During the Overture of Lalande’s Fontaines de Versailles, pale draperies transformed the golden urns into the garden’s fountains, behind which the various allegorical statues took their places. From his wheelchair, Louis dreamt of walks in the gardens. Flora, the goddess of spring (soprano Molly Netter), and Latona, the mother of Apollo (mezzo Virginia Warnken), sang a perfectly-attuned duet celebrating the return of the Sun (Louis was called the Sun King) and of spring. Apollo (Aaron Sheehan) joined them, eloquently praising Louis as the divine truth of which he is only the image. Ceres, the Roman goddess of agriculture, sung by Sophie Michaux, a mezzo of astonishing range and flexibility, reported that the return of the Sun has caused flowers and grain to grow. Flora called on the zephyrs to fly to her fountains. In a bravura show of strength, bass-baritone John Taylor Ward as Enceladus, the giant of Mount Aetna in Greek mythology, promised henceforth to renounce earthquakes and volcanic eruptions and instead to entertain the king with fountains. Finally, Louis (Carlos Fittante) got up to dance, To a brilliant chaconne, with instrumental variations by oboes and bassoons, he expertly wielded a sword and slew the hydra monster. Bacchus, Fame, Enceladus, and all the gods and goddesses renounced all sadness and joined in praise of their hero, “the sovereign Master of the earth and the waters, who has turned darkest night into brightest day.
Given the space restrictions at Jordan Hall, one wondered whether all the soloists and members of the choir needed to be on stage at one time.

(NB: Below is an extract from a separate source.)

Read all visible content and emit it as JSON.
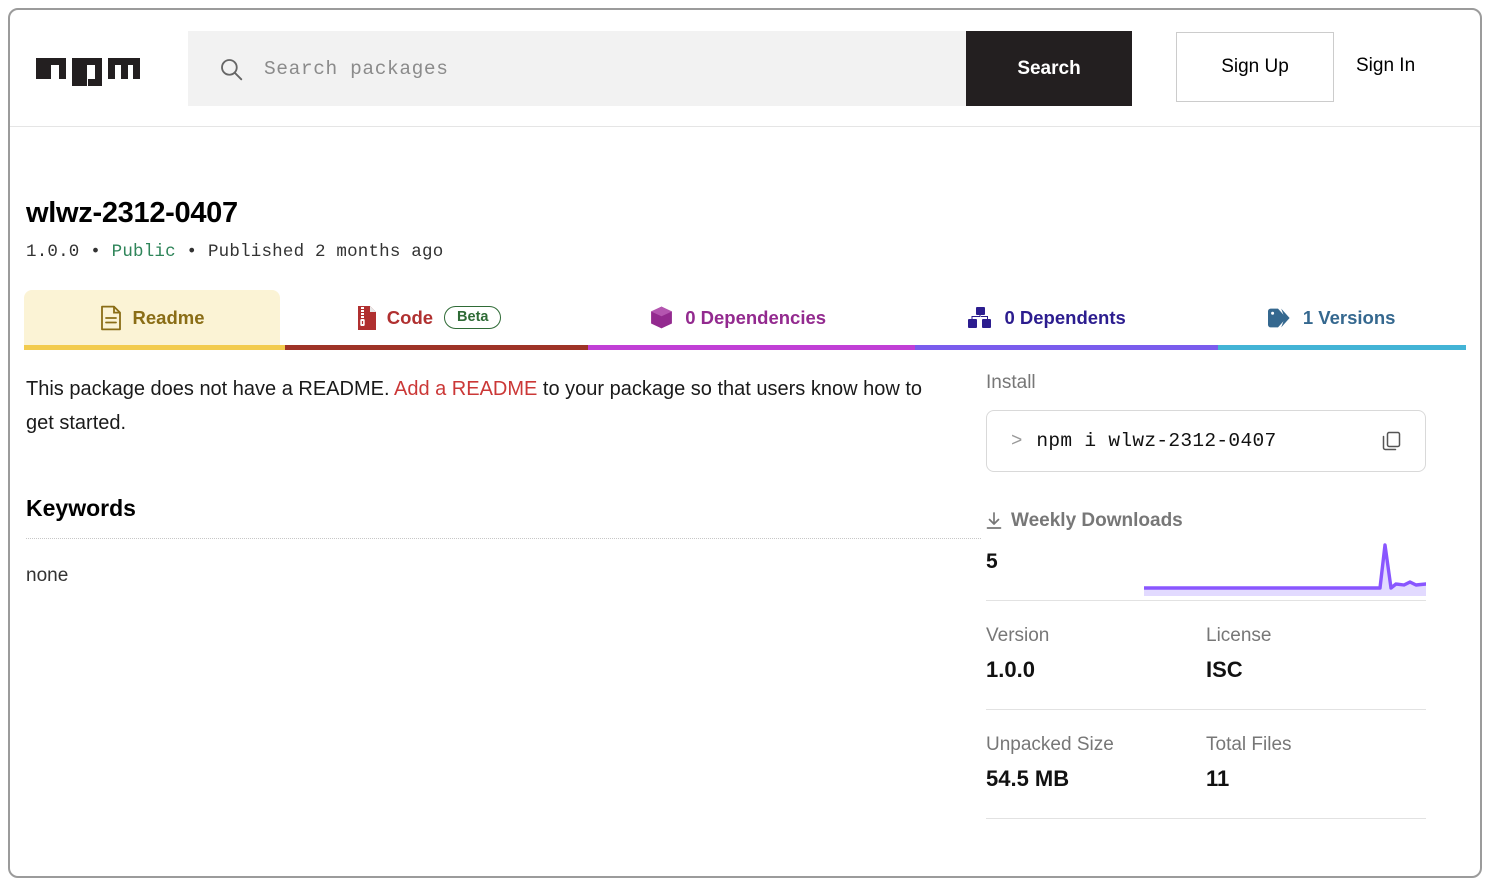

Perhaps some could have waited in the wings, or sung from the balcony. As it was, there seemed to be just too much going on for the staging of Les Fontaines to be truly effective. BEMF’s wonderful singers and players deserved a setting with less confusion and more space in which to move about.
Virginia Newes, who lives in Cambridge, was Associate Professor of Music History and Musicology at the Eastman School of Music.